● **Data records**:
*** Begin section ***

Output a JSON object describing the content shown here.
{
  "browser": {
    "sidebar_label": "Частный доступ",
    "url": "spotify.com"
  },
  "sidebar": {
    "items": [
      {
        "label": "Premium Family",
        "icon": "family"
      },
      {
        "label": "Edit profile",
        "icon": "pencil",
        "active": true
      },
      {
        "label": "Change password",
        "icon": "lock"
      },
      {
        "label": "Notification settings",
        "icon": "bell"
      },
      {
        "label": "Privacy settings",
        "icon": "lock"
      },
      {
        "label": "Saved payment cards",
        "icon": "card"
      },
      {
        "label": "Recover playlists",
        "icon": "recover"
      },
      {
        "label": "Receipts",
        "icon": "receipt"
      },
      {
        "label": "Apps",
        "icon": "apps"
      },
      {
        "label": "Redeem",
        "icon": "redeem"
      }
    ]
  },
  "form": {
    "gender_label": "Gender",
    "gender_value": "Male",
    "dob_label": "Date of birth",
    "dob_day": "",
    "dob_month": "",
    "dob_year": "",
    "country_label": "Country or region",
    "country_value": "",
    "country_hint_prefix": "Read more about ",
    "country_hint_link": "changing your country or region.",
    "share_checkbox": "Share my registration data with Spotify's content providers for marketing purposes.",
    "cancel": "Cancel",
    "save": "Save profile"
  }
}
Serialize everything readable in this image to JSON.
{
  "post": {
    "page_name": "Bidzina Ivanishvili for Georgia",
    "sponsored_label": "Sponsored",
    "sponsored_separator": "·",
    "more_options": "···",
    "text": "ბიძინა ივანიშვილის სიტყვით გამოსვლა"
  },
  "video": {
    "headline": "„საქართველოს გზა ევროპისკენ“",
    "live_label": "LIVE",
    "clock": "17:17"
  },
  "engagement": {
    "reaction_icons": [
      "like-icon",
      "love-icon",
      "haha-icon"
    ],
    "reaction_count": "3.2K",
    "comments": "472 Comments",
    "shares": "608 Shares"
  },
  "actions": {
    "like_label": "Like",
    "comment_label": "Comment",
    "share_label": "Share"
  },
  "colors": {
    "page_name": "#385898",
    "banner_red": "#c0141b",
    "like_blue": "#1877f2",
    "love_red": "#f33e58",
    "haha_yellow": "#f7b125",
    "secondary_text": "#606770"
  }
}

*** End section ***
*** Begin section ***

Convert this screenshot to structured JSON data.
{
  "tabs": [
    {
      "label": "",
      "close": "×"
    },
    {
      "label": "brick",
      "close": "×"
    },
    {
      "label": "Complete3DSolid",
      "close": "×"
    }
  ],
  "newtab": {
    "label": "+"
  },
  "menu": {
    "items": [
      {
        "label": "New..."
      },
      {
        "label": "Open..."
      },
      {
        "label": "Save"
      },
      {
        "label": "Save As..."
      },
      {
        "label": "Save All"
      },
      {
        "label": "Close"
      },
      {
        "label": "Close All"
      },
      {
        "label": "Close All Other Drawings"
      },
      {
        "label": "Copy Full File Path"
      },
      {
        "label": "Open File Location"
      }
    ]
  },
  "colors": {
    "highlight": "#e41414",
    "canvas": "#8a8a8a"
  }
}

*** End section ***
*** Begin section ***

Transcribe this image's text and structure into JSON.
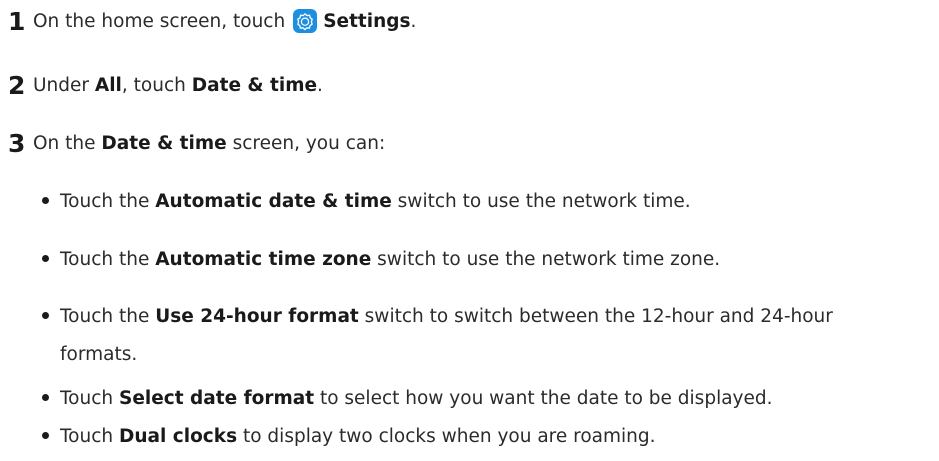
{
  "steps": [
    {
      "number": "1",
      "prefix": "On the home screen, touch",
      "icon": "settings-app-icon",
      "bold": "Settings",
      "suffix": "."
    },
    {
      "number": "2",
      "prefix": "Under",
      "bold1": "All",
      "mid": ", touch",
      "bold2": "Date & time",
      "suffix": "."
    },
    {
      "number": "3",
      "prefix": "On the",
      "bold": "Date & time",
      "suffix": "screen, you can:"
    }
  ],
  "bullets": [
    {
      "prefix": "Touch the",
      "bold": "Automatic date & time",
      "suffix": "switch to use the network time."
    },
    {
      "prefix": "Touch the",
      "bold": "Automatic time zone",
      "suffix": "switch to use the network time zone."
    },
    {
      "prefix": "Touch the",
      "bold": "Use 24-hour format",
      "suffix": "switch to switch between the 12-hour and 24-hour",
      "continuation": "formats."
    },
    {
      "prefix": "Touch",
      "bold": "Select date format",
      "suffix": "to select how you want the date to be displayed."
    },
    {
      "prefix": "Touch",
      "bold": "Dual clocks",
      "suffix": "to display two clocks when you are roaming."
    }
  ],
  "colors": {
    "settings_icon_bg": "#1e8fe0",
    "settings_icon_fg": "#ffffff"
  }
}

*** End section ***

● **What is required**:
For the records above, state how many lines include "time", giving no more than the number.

● **The completed task**:
6